(PROBLEM REQUIREMENTS)
The entries below must be retyped in full. Keep every word the same.

(DATA LISTING)
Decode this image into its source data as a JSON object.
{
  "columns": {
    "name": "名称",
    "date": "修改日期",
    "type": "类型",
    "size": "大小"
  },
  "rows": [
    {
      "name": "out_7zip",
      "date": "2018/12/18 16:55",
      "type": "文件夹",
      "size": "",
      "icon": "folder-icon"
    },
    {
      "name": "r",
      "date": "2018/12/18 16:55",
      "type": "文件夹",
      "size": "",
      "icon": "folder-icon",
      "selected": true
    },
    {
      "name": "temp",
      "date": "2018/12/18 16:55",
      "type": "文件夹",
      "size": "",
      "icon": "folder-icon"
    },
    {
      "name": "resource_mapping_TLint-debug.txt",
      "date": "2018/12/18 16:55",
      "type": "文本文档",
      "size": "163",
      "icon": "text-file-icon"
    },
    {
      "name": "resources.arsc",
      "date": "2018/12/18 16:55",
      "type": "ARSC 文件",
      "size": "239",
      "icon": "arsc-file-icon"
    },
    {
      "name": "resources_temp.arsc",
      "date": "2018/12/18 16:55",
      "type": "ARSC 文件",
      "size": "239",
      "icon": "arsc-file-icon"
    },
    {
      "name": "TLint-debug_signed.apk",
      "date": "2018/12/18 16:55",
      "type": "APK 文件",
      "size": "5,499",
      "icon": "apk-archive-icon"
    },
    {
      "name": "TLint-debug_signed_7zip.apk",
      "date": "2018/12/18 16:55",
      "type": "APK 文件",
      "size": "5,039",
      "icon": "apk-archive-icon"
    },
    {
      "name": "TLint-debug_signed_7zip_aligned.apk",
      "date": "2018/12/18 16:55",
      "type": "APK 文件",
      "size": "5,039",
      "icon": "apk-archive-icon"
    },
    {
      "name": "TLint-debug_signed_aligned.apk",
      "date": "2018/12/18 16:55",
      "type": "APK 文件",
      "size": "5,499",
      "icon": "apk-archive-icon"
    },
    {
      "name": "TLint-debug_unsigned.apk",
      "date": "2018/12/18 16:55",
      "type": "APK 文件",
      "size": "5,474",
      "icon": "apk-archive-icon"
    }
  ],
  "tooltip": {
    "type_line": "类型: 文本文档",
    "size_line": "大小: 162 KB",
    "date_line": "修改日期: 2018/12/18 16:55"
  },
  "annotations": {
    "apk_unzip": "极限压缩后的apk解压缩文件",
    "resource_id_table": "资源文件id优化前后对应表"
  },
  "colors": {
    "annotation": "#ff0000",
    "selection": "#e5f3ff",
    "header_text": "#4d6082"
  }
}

(RESPONSE TO THIS EXERCISE)
Decode this image into its source data as a JSON object.
{
  "columns": {
    "name": "名称",
    "date": "修改日期",
    "type": "类型",
    "size": "大小"
  },
  "rows": [
    {
      "name": "out_7zip",
      "date": "2018/12/18 16:55",
      "type": "文件夹",
      "size": "",
      "icon": "folder-icon"
    },
    {
      "name": "r",
      "date": "2018/12/18 16:55",
      "type": "文件夹",
      "size": "",
      "icon": "folder-icon",
      "selected": true
    },
    {
      "name": "temp",
      "date": "2018/12/18 16:55",
      "type": "文件夹",
      "size": "",
      "icon": "folder-icon"
    },
    {
      "name": "resource_mapping_TLint-debug.txt",
      "date": "2018/12/18 16:55",
      "type": "文本文档",
      "size": "163",
      "icon": "text-file-icon"
    },
    {
      "name": "resources.arsc",
      "date": "2018/12/18 16:55",
      "type": "ARSC 文件",
      "size": "239",
      "icon": "arsc-file-icon"
    },
    {
      "name": "resources_temp.arsc",
      "date": "2018/12/18 16:55",
      "type": "ARSC 文件",
      "size": "239",
      "icon": "arsc-file-icon"
    },
    {
      "name": "TLint-debug_signed.apk",
      "date": "2018/12/18 16:55",
      "type": "APK 文件",
      "size": "5,499",
      "icon": "apk-archive-icon"
    },
    {
      "name": "TLint-debug_signed_7zip.apk",
      "date": "2018/12/18 16:55",
      "type": "APK 文件",
      "size": "5,039",
      "icon": "apk-archive-icon"
    },
    {
      "name": "TLint-debug_signed_7zip_aligned.apk",
      "date": "2018/12/18 16:55",
      "type": "APK 文件",
      "size": "5,039",
      "icon": "apk-archive-icon"
    },
    {
      "name": "TLint-debug_signed_aligned.apk",
      "date": "2018/12/18 16:55",
      "type": "APK 文件",
      "size": "5,499",
      "icon": "apk-archive-icon"
    },
    {
      "name": "TLint-debug_unsigned.apk",
      "date": "2018/12/18 16:55",
      "type": "APK 文件",
      "size": "5,474",
      "icon": "apk-archive-icon"
    }
  ],
  "tooltip": {
    "type_line": "类型: 文本文档",
    "size_line": "大小: 162 KB",
    "date_line": "修改日期: 2018/12/18 16:55"
  },
  "annotations": {
    "apk_unzip": "极限压缩后的apk解压缩文件",
    "resource_id_table": "资源文件id优化前后对应表"
  },
  "colors": {
    "annotation": "#ff0000",
    "selection": "#e5f3ff",
    "header_text": "#4d6082"
  }
}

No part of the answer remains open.